If you are the custodial parent or the sole surviving parent of children from a previous relationship, you probably named your spouse as their legal guardian in the event of your death. If so, this is probably something you now wish to change unless you still feel that your ex-spouse is the person you trust with their care.

What Do I Do With a Trust After Divorce?

If you have a living trust in place with your ex-spouse as the trustee, you’ll need to reevaluate it after a divorce so your ex-spouse isn’t in charge of your children’s inheritance and in control over your assets.

If you didn’t have a trust before your divorce, after a divorce is a good time to speak to your Denver family law attorney about setting one up to ensure your children receive the inheritances you want for them and that guardianship is in place should you die or become incapacitated while they are still minors. A revocable living trust (RLT) with someone other than your ex-spouse as trustee can designate specific amounts toward your children’s education, extra-curricular activities, a car when they’re of age, and other timed bequests after your death or incapacitation so your ex-spouse isn’t in charge of deciding how the children’s funds are directed after you have passed.

Call Ciancio Ciancio Brown, P.C. Before You Make Changes to Your Estate Plan After Divorce

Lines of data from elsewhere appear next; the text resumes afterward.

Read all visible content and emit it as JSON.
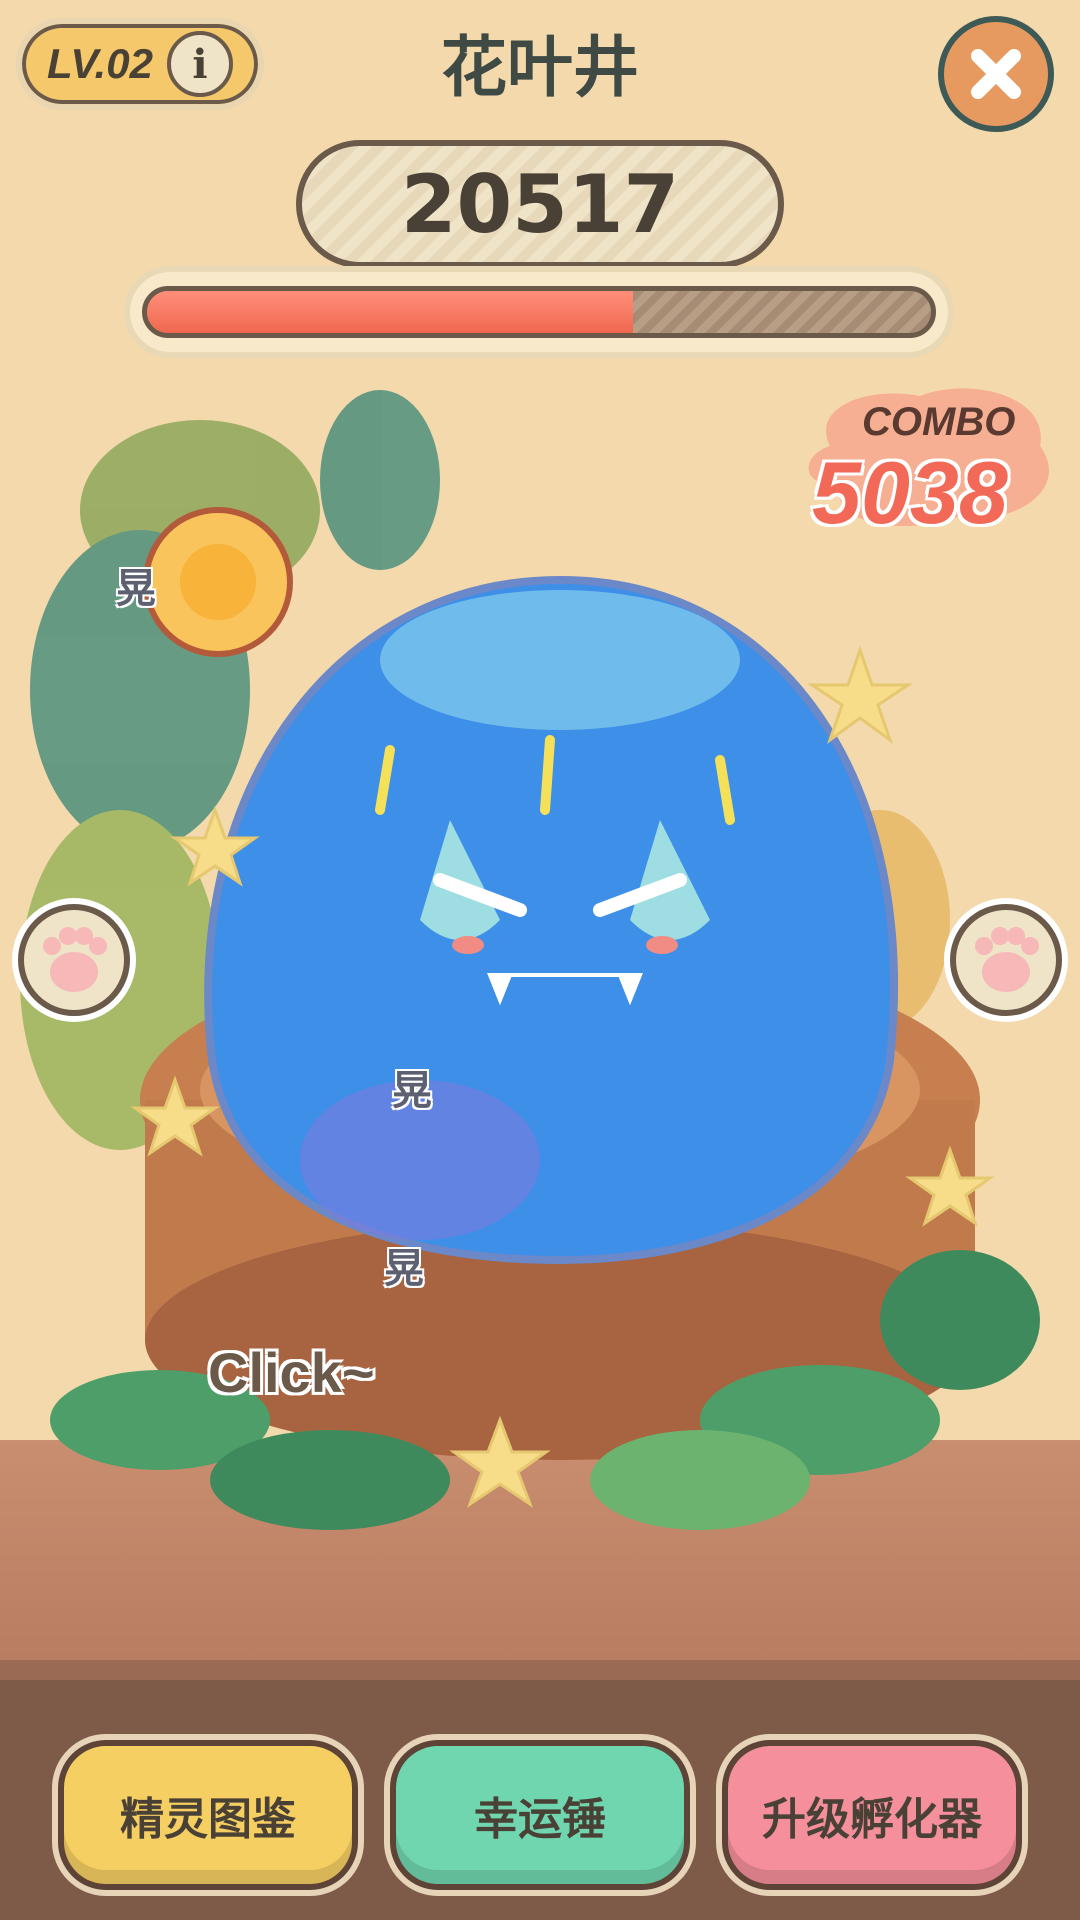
{
  "header": {
    "level": "LV.02",
    "info_icon": "info-icon",
    "title": "花叶井",
    "close_icon": "close-icon"
  },
  "status": {
    "score": "20517",
    "hp_fraction": 0.62
  },
  "combo": {
    "label": "COMBO",
    "value": "5038"
  },
  "floating_words": [
    "晃",
    "晃",
    "晃"
  ],
  "hint": "Click~",
  "buttons": {
    "collection": "精灵图鉴",
    "lucky_hammer": "幸运锤",
    "upgrade_incubator": "升级孵化器"
  },
  "colors": {
    "background": "#f3d9ab",
    "hp_fill": "#f0674f",
    "slime": "#3d8fe8",
    "combo": "#f26a57"
  }
}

An estate plan is the best way to ensure that everything you’ve worked for throughout your lifetime ends up where you intend after your death or incapacitation. Divorce causes a major upheaval in these plans. Before you decide to make changes, you’ll need skilled legal counsel. The attorneys at Ciancio Ciancio Brown, P.C. have decades of experience guiding our clients through these important changes so they can move forward in a positive way after their Colorado divorce. Contact our experienced team today.